Cricket’s oldest rivalry is all set to get under way tomorrow (21 July)—the Ashes. Forget about England’s supremacy and Australia’s inexplicable inability to pull themselves out of sticky situations in the recently-concluded triangular series—when it comes to the five-day version, it is a different story altogether.
This time around, though, England have a bit of a swagger about themselves. And many people, with Ian Botham deserving special mention, believe that they have what it takes to give Australia a dose of their own medicine. Which, actually, is a pretty usual story at the start of every Ashes series! And the fact that it makes grown men (I deliberately use the term ‘men’ as opposed to ‘people’) behave like schoolchildren, thinking that what it takes to beat the Aussies is to stare them down and have a filthier vocabulary!
A case in point is the Hayden/Jones incident, after which, if delighted English commentators are to be believed, the Australian opener has ‘not been himself’. If it were so easy, England would have long since won the Ashes back! The truth is, the Aussies do play some great cricket—and that remains true whether they do it with their eyes downcast or with their middle fingers in the air.
Some of the delighted rumblings about Australia beginning to lose it, as evidenced by their loss to Bangladesh in a one-day game, has been toned down given that they quite comprehensively beat England in the three-match series that followed. England’s new blue-eyed boy is Kevin Pietersen, the South African-born middle-order batsman who chose to turn his back on the latter because of their racial selection policies. And he comes in to replace veteran Graham Thorpe—which I am not convinced is a balanced equation. Pietersen appears a bit ‘my bark is just as good as my bite’, and true that it takes all sorts, but there is a fine line between arrogance and actual performance.
And while England might cry themselves hoarse that Ashley Giles is an attacking spinner, I’d like to know which other Test side would select him! Geraint Jones’ batting may be impressive, but as a wicketkeeper there is room for improvement. Among the new guys, Andrew Strauss is the only one I would be inclined to back. Of course, with the old guard of Marcus Trescothick (who I think should be captain) and Vaughan around, there is adequate backbone in the side. I’m pretty sure Stephen Harmison, Simon Jones and so on will all have their good days.
The trouble is, so will Matthew Hayden, Ricky Ponting, Simon Katich, Adam Gilchrist, Glenn McGrath, Shane Warne, Jason Gillespie, Brett Lee… well, you get the drift!
In case the impossible does happen and England win the Ashes back, or at least put up a good fight, it will be because they played out of their skins, beyond their ability.
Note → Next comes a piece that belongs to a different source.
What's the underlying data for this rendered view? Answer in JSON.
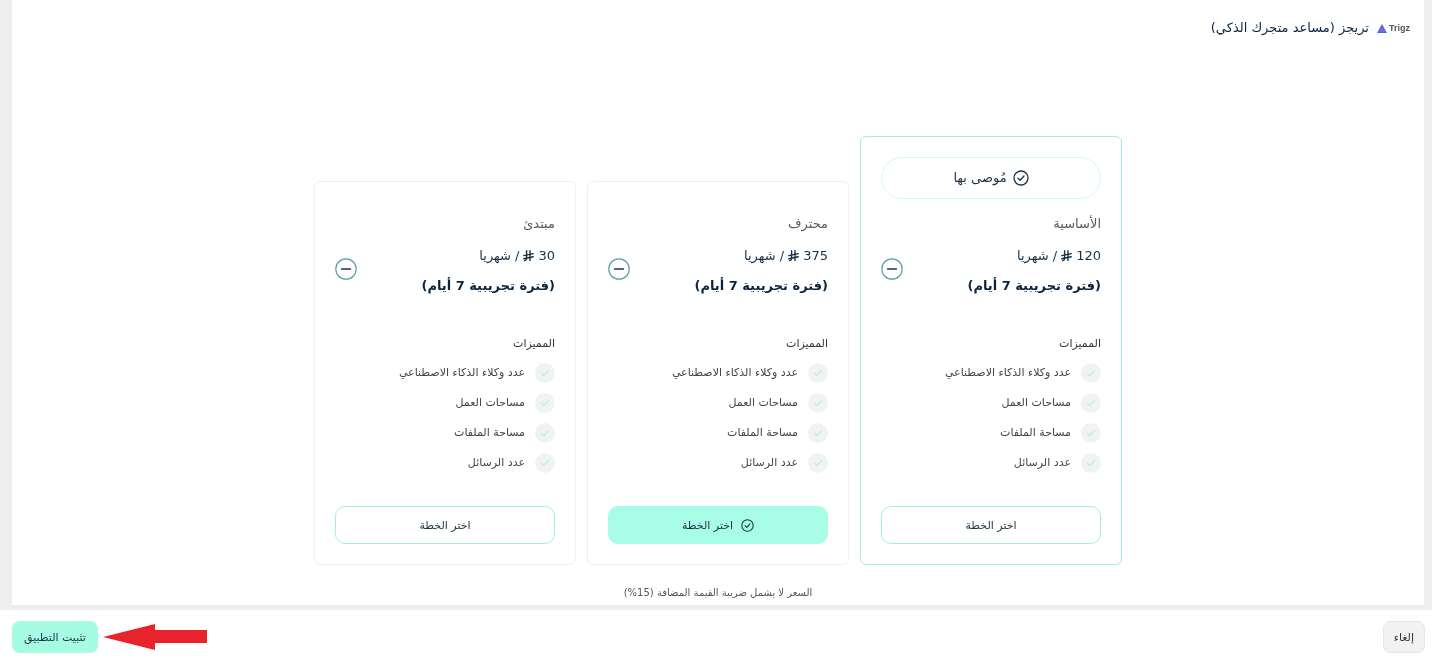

Not because they slapped their chests and notified their opponents of the strange relationships in their respective families.